Then, suddenly, the smirk is gone, along with the rest of her face. Really, it was a mask. Now I see a beautiful Asian woman who looks to be in her late twenties. She also strips off the gloves—thin skin-like latex—that gave her hands an aged effect, and tosses all three items into a trashcan.
“Did you get a clean enough shot for a scan?” I ask Arnie.
“Clean enough,” he assures me. Good. Hopefully, Acme’s Facial Recognition software will reveal her true identity.
When I turn back around, she is climbing on a bus headed up Sacramento Street’s steep incline.
On the other hand, her courier strides quickly down the street.
Quickly, I grab the gloves and mask from the trash. Then I run toward the courier, only to be blocked by a clerk insisting to a German tourist that the Bose speaker system in his hand can be purchased much more cheaply here than in Berlin.
By the time I get around the hagglers, it’s too late. The courier has disappeared into thin air—
Or not. I pass a narrow alley wedged between a souvenir shop and a restaurant, the Crescent Moon. I hear footsteps. A slim shaft of light reveals the man. He pulls a brick from the wall and pulled out a key.
He gets the feeling that he’s not alone. Slowly, he turns around. Seeing me, he frowns—
Then hurls the brick at me.
I duck just in time. The brick whizzes above my head by barely an inch.
By the time I’ve drawn my Sig Sauer P226R, he has already hopped onto one of the two motorcycles used by the Crescent Moon’s delivery team—both Ducati Hypermotards—and is roaring down the alley.
Sure, I’m up for a ride.
The second bike’s ignition key is tucked in the hole in the wall as well.

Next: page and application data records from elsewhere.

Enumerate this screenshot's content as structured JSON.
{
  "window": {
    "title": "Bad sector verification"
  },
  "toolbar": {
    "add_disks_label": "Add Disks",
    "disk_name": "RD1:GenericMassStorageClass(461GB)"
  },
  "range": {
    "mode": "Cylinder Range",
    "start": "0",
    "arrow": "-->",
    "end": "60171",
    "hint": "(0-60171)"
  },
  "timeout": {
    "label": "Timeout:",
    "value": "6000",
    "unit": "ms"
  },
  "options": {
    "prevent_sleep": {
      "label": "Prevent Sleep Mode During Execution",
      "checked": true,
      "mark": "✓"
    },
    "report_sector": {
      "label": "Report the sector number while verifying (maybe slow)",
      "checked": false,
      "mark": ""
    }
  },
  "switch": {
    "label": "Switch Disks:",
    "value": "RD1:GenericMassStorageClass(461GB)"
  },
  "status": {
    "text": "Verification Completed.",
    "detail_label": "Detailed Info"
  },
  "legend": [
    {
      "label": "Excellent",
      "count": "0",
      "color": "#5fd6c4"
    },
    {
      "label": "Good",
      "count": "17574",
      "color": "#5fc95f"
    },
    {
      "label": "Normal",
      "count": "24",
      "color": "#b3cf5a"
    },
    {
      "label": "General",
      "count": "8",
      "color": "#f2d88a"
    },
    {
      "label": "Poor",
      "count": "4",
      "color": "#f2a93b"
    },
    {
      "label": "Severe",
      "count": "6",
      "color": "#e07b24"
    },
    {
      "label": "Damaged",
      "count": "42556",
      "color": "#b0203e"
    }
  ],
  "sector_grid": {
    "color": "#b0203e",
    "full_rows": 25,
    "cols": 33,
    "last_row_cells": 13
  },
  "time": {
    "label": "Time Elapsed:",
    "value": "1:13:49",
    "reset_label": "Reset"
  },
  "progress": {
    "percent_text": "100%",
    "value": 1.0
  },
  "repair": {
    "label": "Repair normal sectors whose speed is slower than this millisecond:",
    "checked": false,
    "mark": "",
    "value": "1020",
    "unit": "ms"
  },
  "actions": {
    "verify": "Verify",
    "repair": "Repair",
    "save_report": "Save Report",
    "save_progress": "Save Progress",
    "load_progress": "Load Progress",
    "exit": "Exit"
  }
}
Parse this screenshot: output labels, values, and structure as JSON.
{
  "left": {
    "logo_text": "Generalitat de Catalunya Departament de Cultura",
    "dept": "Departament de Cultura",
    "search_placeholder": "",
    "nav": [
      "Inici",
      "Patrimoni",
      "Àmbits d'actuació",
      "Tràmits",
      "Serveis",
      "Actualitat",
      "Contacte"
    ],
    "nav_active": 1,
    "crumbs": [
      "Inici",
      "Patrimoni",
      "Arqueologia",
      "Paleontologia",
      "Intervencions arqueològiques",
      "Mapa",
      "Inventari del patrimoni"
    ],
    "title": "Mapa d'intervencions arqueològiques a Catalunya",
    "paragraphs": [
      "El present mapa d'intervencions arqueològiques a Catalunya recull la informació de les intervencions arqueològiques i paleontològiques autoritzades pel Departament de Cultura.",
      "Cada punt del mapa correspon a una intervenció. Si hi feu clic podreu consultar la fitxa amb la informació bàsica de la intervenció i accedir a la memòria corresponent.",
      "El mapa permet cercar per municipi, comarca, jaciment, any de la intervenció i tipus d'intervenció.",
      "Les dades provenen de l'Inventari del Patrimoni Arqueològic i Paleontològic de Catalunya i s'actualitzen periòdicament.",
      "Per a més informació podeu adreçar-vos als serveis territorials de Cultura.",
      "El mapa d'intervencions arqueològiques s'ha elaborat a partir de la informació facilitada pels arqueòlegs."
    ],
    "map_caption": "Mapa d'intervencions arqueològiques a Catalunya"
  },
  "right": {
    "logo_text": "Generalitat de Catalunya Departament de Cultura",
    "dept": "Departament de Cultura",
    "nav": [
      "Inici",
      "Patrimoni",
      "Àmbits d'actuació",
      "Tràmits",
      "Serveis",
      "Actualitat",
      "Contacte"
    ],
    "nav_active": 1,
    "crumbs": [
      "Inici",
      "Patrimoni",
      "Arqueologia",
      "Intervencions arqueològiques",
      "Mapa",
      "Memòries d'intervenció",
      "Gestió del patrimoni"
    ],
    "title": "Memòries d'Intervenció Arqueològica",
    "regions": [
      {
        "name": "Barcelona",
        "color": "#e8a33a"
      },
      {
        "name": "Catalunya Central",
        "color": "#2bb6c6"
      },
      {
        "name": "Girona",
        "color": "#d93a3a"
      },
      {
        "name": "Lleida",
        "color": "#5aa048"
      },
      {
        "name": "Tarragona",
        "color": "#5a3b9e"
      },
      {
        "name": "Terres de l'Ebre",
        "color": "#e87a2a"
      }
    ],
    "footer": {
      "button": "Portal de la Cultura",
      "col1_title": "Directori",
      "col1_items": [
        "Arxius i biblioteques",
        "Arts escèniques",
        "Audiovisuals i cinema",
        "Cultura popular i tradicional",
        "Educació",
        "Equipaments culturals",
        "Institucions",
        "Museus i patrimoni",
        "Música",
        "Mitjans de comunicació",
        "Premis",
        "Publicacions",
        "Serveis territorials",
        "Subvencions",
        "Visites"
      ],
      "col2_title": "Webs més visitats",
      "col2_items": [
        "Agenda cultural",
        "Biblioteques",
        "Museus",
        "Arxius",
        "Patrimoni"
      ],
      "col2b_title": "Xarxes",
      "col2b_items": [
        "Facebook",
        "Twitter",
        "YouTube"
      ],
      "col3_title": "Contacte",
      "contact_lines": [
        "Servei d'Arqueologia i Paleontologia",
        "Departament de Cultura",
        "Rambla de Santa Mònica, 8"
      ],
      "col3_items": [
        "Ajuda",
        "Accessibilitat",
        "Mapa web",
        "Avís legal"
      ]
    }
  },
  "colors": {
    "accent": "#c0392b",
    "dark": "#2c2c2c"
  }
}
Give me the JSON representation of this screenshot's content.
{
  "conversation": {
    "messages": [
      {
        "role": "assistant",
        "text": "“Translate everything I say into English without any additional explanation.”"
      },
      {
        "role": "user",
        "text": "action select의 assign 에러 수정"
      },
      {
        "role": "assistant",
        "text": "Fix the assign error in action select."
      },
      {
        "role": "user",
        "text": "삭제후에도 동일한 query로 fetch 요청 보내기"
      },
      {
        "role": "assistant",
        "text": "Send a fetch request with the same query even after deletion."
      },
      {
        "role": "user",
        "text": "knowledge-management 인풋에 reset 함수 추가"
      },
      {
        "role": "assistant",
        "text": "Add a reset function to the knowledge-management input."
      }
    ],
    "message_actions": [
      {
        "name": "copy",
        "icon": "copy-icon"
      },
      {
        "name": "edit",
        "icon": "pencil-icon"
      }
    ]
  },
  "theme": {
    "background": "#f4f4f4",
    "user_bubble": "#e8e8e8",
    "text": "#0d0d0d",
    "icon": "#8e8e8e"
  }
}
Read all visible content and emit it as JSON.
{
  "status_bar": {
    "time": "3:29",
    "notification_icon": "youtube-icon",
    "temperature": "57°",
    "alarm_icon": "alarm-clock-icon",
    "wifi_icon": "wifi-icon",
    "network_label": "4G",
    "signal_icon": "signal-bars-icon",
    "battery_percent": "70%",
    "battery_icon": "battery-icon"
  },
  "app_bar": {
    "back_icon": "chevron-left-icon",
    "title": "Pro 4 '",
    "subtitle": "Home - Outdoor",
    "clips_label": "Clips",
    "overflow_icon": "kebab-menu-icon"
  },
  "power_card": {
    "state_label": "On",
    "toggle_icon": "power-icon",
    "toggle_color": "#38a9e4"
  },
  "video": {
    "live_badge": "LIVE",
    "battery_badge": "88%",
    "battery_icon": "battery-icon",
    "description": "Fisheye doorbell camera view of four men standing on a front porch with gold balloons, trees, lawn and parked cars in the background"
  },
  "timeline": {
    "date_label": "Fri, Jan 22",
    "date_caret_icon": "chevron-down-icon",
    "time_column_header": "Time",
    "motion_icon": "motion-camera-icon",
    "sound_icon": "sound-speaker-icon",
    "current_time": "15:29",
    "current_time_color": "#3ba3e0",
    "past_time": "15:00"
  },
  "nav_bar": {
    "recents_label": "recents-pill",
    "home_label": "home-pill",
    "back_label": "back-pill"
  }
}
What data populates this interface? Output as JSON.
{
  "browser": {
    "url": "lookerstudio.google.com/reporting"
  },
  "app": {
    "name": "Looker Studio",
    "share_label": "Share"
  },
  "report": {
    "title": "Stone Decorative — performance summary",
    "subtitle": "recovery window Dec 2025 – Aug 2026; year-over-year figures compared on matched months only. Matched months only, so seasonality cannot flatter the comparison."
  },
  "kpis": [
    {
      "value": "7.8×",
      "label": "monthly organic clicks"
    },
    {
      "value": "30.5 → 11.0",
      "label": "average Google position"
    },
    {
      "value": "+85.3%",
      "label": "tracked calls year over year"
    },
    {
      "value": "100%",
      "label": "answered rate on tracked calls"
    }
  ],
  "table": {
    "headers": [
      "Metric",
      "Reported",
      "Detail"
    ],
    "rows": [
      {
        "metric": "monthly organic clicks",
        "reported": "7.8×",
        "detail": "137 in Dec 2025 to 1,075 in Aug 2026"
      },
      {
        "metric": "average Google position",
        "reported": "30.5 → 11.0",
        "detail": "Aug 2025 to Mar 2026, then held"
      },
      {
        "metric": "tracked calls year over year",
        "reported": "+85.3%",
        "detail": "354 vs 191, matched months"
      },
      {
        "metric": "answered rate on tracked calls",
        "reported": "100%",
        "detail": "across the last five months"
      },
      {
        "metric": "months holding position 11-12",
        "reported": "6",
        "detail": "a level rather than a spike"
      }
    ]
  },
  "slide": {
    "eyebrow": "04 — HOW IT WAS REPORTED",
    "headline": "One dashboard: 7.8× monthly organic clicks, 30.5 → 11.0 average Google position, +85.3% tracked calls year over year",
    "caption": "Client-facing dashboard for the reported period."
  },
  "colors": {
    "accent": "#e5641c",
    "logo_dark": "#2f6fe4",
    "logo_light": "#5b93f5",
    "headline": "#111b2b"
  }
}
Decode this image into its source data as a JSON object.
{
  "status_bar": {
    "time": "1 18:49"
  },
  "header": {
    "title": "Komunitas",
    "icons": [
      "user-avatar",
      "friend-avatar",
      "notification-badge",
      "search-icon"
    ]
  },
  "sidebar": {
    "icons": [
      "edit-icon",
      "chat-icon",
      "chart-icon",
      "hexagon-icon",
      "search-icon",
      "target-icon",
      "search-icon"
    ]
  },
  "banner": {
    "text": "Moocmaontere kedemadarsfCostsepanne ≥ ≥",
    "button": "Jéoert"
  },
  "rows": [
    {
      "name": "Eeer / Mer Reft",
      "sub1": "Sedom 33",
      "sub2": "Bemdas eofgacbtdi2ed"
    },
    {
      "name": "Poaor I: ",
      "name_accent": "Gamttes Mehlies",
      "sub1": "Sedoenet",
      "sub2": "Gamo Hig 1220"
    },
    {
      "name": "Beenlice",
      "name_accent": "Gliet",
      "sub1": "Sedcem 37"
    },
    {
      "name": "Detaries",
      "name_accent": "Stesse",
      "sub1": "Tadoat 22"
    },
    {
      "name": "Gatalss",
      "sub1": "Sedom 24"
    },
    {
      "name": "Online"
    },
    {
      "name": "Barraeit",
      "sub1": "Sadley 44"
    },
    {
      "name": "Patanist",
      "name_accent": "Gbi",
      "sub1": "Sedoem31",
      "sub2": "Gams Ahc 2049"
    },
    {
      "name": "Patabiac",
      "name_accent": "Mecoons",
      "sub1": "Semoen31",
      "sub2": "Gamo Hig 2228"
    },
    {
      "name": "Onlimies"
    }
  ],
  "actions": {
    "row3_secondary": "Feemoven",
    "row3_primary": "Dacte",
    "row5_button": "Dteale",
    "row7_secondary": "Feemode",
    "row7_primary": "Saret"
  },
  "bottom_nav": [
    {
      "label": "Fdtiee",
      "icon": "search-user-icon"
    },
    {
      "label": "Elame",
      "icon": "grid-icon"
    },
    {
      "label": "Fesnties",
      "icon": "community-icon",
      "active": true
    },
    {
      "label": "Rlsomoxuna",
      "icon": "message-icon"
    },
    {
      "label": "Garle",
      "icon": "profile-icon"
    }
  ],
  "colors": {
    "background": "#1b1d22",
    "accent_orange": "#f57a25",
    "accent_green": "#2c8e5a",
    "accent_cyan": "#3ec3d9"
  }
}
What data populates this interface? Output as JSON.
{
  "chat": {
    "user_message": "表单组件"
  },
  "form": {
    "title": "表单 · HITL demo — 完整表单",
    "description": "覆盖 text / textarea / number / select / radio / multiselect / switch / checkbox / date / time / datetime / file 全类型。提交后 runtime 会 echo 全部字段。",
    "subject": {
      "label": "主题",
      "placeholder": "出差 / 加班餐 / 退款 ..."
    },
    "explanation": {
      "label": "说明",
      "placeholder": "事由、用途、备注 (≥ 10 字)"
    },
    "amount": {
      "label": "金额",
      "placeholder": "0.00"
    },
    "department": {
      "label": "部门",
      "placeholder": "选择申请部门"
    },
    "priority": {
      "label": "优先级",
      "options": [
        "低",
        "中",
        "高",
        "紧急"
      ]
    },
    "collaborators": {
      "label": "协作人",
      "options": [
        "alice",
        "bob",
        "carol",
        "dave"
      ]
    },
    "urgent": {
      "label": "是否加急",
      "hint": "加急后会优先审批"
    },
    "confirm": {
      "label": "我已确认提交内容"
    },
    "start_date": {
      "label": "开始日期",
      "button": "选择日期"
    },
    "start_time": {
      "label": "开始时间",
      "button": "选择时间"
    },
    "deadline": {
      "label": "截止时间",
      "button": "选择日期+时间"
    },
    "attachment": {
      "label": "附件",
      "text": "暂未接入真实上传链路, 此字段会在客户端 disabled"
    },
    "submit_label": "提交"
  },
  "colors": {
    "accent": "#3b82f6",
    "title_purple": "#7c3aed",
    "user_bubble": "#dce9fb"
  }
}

I hop on, rev it up, and head down the alley until it dead-ends into another. But I’ve reached it just in time to see my target’s bike climbing a stone stairwell.
When the courier reaches the top, he skids to a stop.
Damn it, my bullet just misses his ear. He’s now duly warned that I mean business, and screeches off again.
Oh well, in for a dime, in for a dollar, right?
I open up the throttle on my bike so that it climbs the stairs too.
When my bike reaches the top, it clatters over the roof’s clay tiles before landing onto the flat center beam. I brake hard to halt it from flying off into oblivion and crash-landing onto the unsuspecting tourists three stories below.
The courier is already on the far side of the roof. He zips over a long, narrow plank that connects a neighboring building’s even steeper roof over an alleyway.
He makes the leap. As he roars off again, he turns back to wave at me, a wide grin on his face. Of course, he doesn’t expect me to follow.
Wrong. My son’s dirt biking scout badge came at the expense of many cuts and bruises—his and mine. Granted, as his troop’s leader, I wasn’t eligible for a badge. That’s okay. The true reward of any skill is how you use it to your own advantage. I use it now, as I zoom off after the courier. I twist the throttle—
And over the alley I go.
As my motorcycle hits the slanted roof, it almost slips out from under me, but not quite. I rev the engine to keep my momentum. A second later, I crest the roof, skidding onto the center joist.
The courier’s bike clatters on the clay tiles as it heads toward the far side of the roof. I shoot for his head, but he ducks just in time.
He now realizes that his only chance to lose me is to leap onto another roof. Unfortunately for him, the closest building is at least a fifteen-foot jump. To make matters worse, its roof’s pitch is even steeper than the last.